Input: Begin

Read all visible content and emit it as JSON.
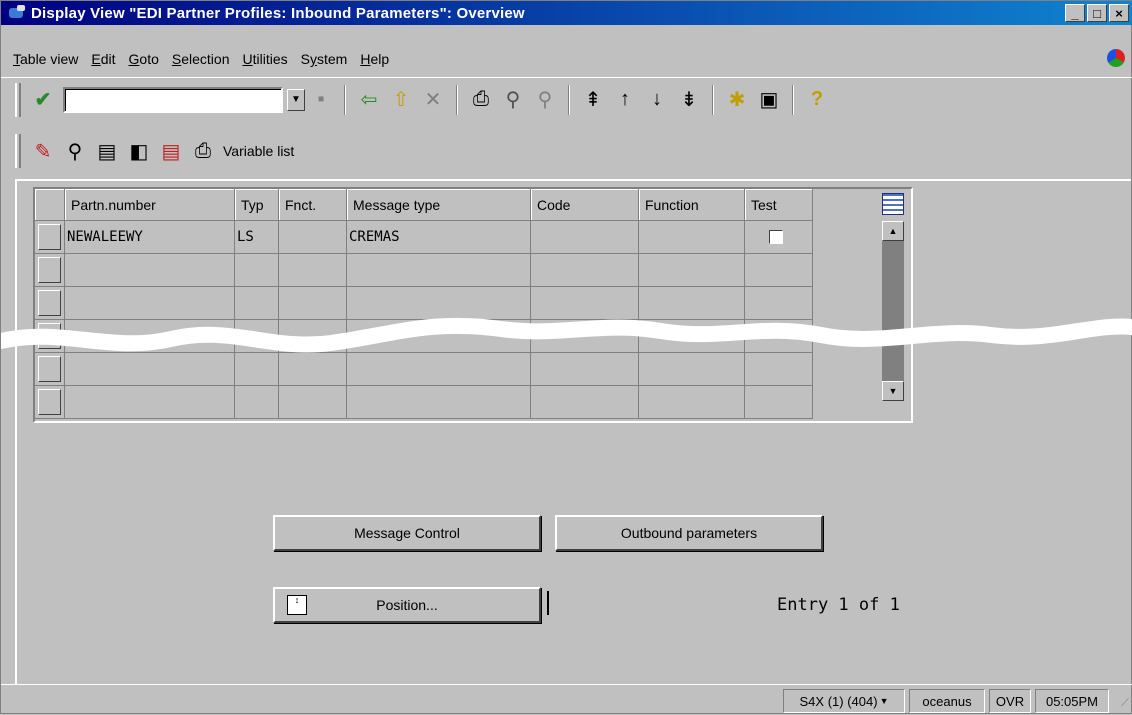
{
  "window": {
    "title": "Display View \"EDI Partner Profiles: Inbound Parameters\": Overview",
    "min": "_",
    "max": "□",
    "close": "×"
  },
  "menu": [
    "Table view",
    "Edit",
    "Goto",
    "Selection",
    "Utilities",
    "System",
    "Help"
  ],
  "menu_underline": [
    "T",
    "E",
    "G",
    "S",
    "U",
    "y",
    "H"
  ],
  "toolbar": {
    "command_field_value": "",
    "variable_list_label": "Variable list"
  },
  "grid": {
    "columns": [
      "Partn.number",
      "Typ",
      "Fnct.",
      "Message type",
      "Code",
      "Function",
      "Test"
    ],
    "rows": [
      {
        "partner": "NEWALEEWY",
        "type": "LS",
        "function": "",
        "message_type": "CREMAS",
        "code": "",
        "msg_function": "",
        "test": false
      },
      {
        "partner": "",
        "type": "",
        "function": "",
        "message_type": "",
        "code": "",
        "msg_function": "",
        "test": false
      },
      {
        "partner": "",
        "type": "",
        "function": "",
        "message_type": "",
        "code": "",
        "msg_function": "",
        "test": false
      },
      {
        "partner": "",
        "type": "",
        "function": "",
        "message_type": "",
        "code": "",
        "msg_function": "",
        "test": false
      },
      {
        "partner": "",
        "type": "",
        "function": "",
        "message_type": "",
        "code": "",
        "msg_function": "",
        "test": false
      },
      {
        "partner": "",
        "type": "",
        "function": "",
        "message_type": "",
        "code": "",
        "msg_function": "",
        "test": false
      }
    ]
  },
  "buttons": {
    "message_control": "Message Control",
    "outbound_parameters": "Outbound parameters",
    "position": "Position..."
  },
  "entry_text": "Entry 1 of 1",
  "status": {
    "system": "S4X (1) (404)",
    "server": "oceanus",
    "mode": "OVR",
    "time": "05:05PM"
  }
}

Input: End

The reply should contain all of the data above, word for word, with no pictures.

=== Written response ===
Read all visible content and emit it as JSON.
{
  "window": {
    "title": "Display View \"EDI Partner Profiles: Inbound Parameters\": Overview",
    "min": "_",
    "max": "□",
    "close": "×"
  },
  "menu": [
    "Table view",
    "Edit",
    "Goto",
    "Selection",
    "Utilities",
    "System",
    "Help"
  ],
  "menu_underline": [
    "T",
    "E",
    "G",
    "S",
    "U",
    "y",
    "H"
  ],
  "toolbar": {
    "command_field_value": "",
    "variable_list_label": "Variable list"
  },
  "grid": {
    "columns": [
      "Partn.number",
      "Typ",
      "Fnct.",
      "Message type",
      "Code",
      "Function",
      "Test"
    ],
    "rows": [
      {
        "partner": "NEWALEEWY",
        "type": "LS",
        "function": "",
        "message_type": "CREMAS",
        "code": "",
        "msg_function": "",
        "test": false
      },
      {
        "partner": "",
        "type": "",
        "function": "",
        "message_type": "",
        "code": "",
        "msg_function": "",
        "test": false
      },
      {
        "partner": "",
        "type": "",
        "function": "",
        "message_type": "",
        "code": "",
        "msg_function": "",
        "test": false
      },
      {
        "partner": "",
        "type": "",
        "function": "",
        "message_type": "",
        "code": "",
        "msg_function": "",
        "test": false
      },
      {
        "partner": "",
        "type": "",
        "function": "",
        "message_type": "",
        "code": "",
        "msg_function": "",
        "test": false
      },
      {
        "partner": "",
        "type": "",
        "function": "",
        "message_type": "",
        "code": "",
        "msg_function": "",
        "test": false
      }
    ]
  },
  "buttons": {
    "message_control": "Message Control",
    "outbound_parameters": "Outbound parameters",
    "position": "Position..."
  },
  "entry_text": "Entry 1 of 1",
  "status": {
    "system": "S4X (1) (404)",
    "server": "oceanus",
    "mode": "OVR",
    "time": "05:05PM"
  }
}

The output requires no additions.